The system, using satellite, monitors the level of the tank, and in another graph, also has data such as temperature, humidity and rainfall. We can tell by the level of the tank at a certain time of day whether the pump has started (and your heart sinks if that little yellow line is waaay down at the bottom of the graph, which means its EMPTY) (FYI this system is called Agmon)
The second system is based on mobile phone and it takes a photo a few times a day, so one can log in and see what the tank level is at. This is a different location to the graph above, this tank is beside the bore and once the water is pumped into here, it gets pumped up the line to the tanks in the graph (and others along the pipeline). It can be quite complex and it all relies on every thing working in sequence. This set up is called Usee.

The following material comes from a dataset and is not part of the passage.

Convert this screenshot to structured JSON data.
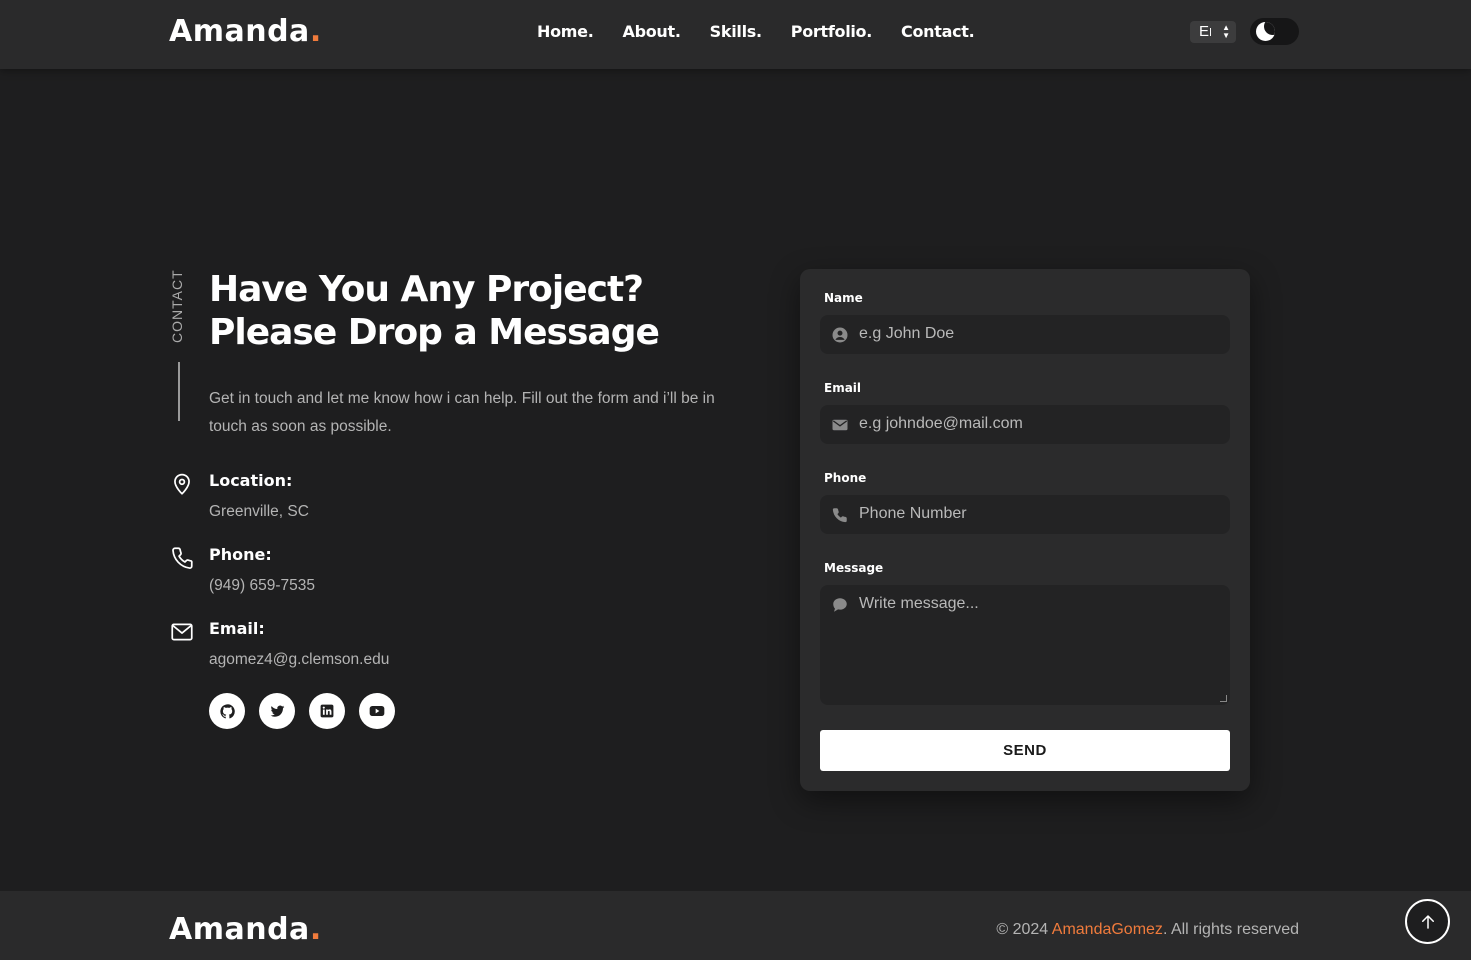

We also employ other tools in our arsenal to manage and monitor things, the other most used - although can be a bit unreliable - is NAFI. North Australian Fire Information is a website that picks up hotspots on the earth as the satellite flies over and gives us approximate locations of any fires.
That yellow flame there indicates the fire the men went to yesterday, in our immediate neighbours place. We were all packed, car ready, kids bathed and about to shower ourselves and leave for the city, when we got a phone call alerting us. That put paid to leaving, well the husband did immediately, in the ute with fire fighting equipment on board. We have got an excellent crew in our brigade that work together very well, and as they have been to MANY fires together in the past two years fall into their roles and get stuck into the job at hand.

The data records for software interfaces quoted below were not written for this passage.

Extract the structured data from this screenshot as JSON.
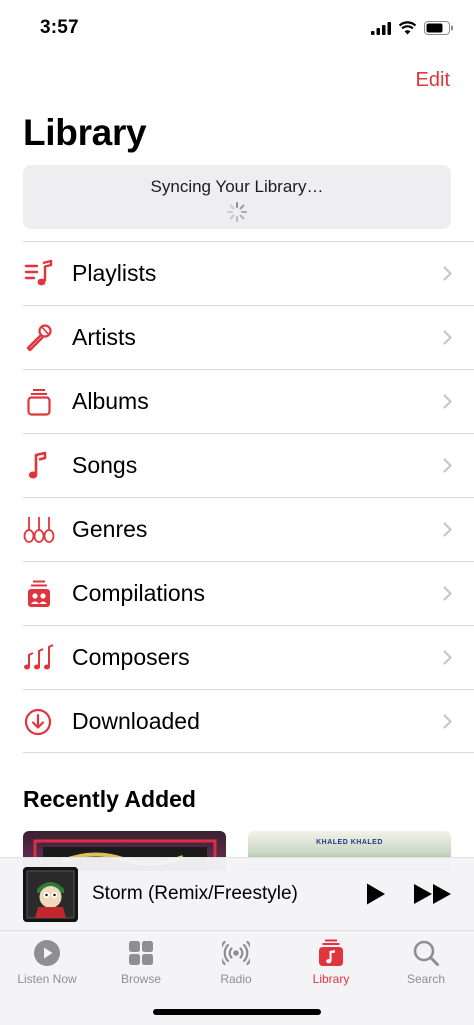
{
  "status_bar": {
    "time": "3:57"
  },
  "header": {
    "edit_label": "Edit",
    "title": "Library"
  },
  "sync": {
    "text": "Syncing Your Library…"
  },
  "library_items": [
    {
      "label": "Playlists",
      "icon": "playlist-icon"
    },
    {
      "label": "Artists",
      "icon": "microphone-icon"
    },
    {
      "label": "Albums",
      "icon": "album-stack-icon"
    },
    {
      "label": "Songs",
      "icon": "music-note-icon"
    },
    {
      "label": "Genres",
      "icon": "guitars-icon"
    },
    {
      "label": "Compilations",
      "icon": "compilation-icon"
    },
    {
      "label": "Composers",
      "icon": "music-notes-icon"
    },
    {
      "label": "Downloaded",
      "icon": "download-circle-icon"
    }
  ],
  "recently_added": {
    "title": "Recently Added",
    "albums": [
      {
        "art_text": ""
      },
      {
        "art_text": "KHALED KHALED"
      }
    ]
  },
  "mini_player": {
    "title": "Storm (Remix/Freestyle)"
  },
  "tabs": [
    {
      "label": "Listen Now",
      "icon": "play-circle-icon"
    },
    {
      "label": "Browse",
      "icon": "grid-icon"
    },
    {
      "label": "Radio",
      "icon": "radio-waves-icon"
    },
    {
      "label": "Library",
      "icon": "library-music-icon",
      "active": true
    },
    {
      "label": "Search",
      "icon": "magnifier-icon"
    }
  ],
  "colors": {
    "accent": "#e0353d",
    "inactive_tab": "#8e8e93",
    "separator": "#d9d9dd"
  }
}
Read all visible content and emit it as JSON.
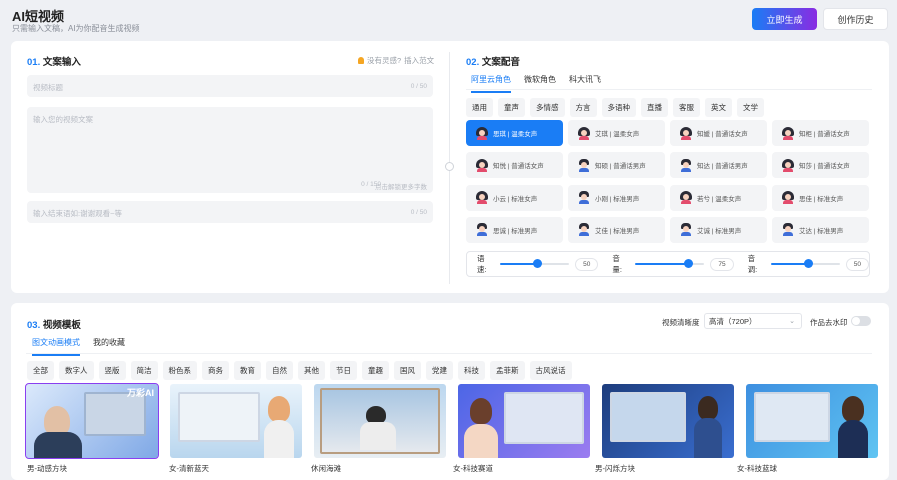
{
  "header": {
    "title": "AI短视频",
    "subtitle": "只需输入文稿，AI为你配音生成视频",
    "generate_label": "立即生成",
    "history_label": "创作历史"
  },
  "copy": {
    "num": "01.",
    "title": "文案输入",
    "hint": "没有灵感?",
    "insert_label": "插入范文",
    "title_placeholder": "视频标题",
    "title_count": "0 / 50",
    "body_placeholder": "输入您的视频文案",
    "body_count": "0 / 150",
    "body_hint": "点击解锁更多字数",
    "ending_placeholder": "输入结束语如:谢谢观看~等",
    "ending_count": "0 / 50"
  },
  "voice": {
    "num": "02.",
    "title": "文案配音",
    "tabs": [
      "阿里云角色",
      "微软角色",
      "科大讯飞"
    ],
    "categories": [
      "通用",
      "童声",
      "多情感",
      "方言",
      "多语种",
      "直播",
      "客服",
      "英文",
      "文学"
    ],
    "voices": [
      {
        "label": "思琪 | 温柔女声",
        "gender": "f",
        "selected": true
      },
      {
        "label": "艾琪 | 温柔女声",
        "gender": "f"
      },
      {
        "label": "知媛 | 普通话女声",
        "gender": "f"
      },
      {
        "label": "知柜 | 普通话女声",
        "gender": "f"
      },
      {
        "label": "知悦 | 普通话女声",
        "gender": "f"
      },
      {
        "label": "知硕 | 普通话男声",
        "gender": "m"
      },
      {
        "label": "知达 | 普通话男声",
        "gender": "m"
      },
      {
        "label": "知莎 | 普通话女声",
        "gender": "f"
      },
      {
        "label": "小云 | 标准女声",
        "gender": "f"
      },
      {
        "label": "小刚 | 标准男声",
        "gender": "m"
      },
      {
        "label": "若兮 | 温柔女声",
        "gender": "f"
      },
      {
        "label": "思佳 | 标准女声",
        "gender": "f"
      },
      {
        "label": "思诚 | 标准男声",
        "gender": "m"
      },
      {
        "label": "艾佳 | 标准男声",
        "gender": "m"
      },
      {
        "label": "艾诚 | 标准男声",
        "gender": "m"
      },
      {
        "label": "艾达 | 标准男声",
        "gender": "m"
      }
    ],
    "speed_label": "语速:",
    "speed": 50,
    "volume_label": "音量:",
    "volume": 75,
    "pitch_label": "音调:",
    "pitch": 50
  },
  "template": {
    "num": "03.",
    "title": "视频模板",
    "resolution_label": "视频清晰度",
    "resolution_value": "高清（720P）",
    "watermark_label": "作品去水印",
    "tabs": [
      "图文动画模式",
      "我的收藏"
    ],
    "categories": [
      "全部",
      "数字人",
      "竖版",
      "简洁",
      "粉色系",
      "商务",
      "教育",
      "自然",
      "其他",
      "节日",
      "童趣",
      "国风",
      "党建",
      "科技",
      "孟菲斯",
      "古风说话"
    ],
    "thumbs": [
      {
        "label": "男-动感方块",
        "logo": "万彩AI"
      },
      {
        "label": "女-清新蓝天"
      },
      {
        "label": "休闲海滩"
      },
      {
        "label": "女-科技赛道"
      },
      {
        "label": "男-闪烁方块"
      },
      {
        "label": "女-科技蓝球"
      }
    ]
  },
  "colors": {
    "accent": "#1a7df5",
    "gradient_end": "#8a2be2"
  }
}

The Husband, from what I can gather, spent the night on our old Gertie the Grader, putting in breaks around the fire, and reinforcing others to fall back on should it get away. My role is in IT, HR and Catering, although this fire being piddly in the scheme of things, that after the initial flurry of phone calls gathering troops and information, my job was done. (mind you, we are keeping a wary eye on the big red one at the top of the map, but fly overs by the helicopter indicate that its contained within previously burnt country).
We are missing our creek swimming and mud play of previous summer holidays, but we can' only hope that the wet season will start soon - the line of cranky storms that passed over yesterday held very little moisture and were mostly heat generated, although of course a few mm of rain does more than days of watering with sprinkler!
hope the summer holidays are more entertaining in your part of the country!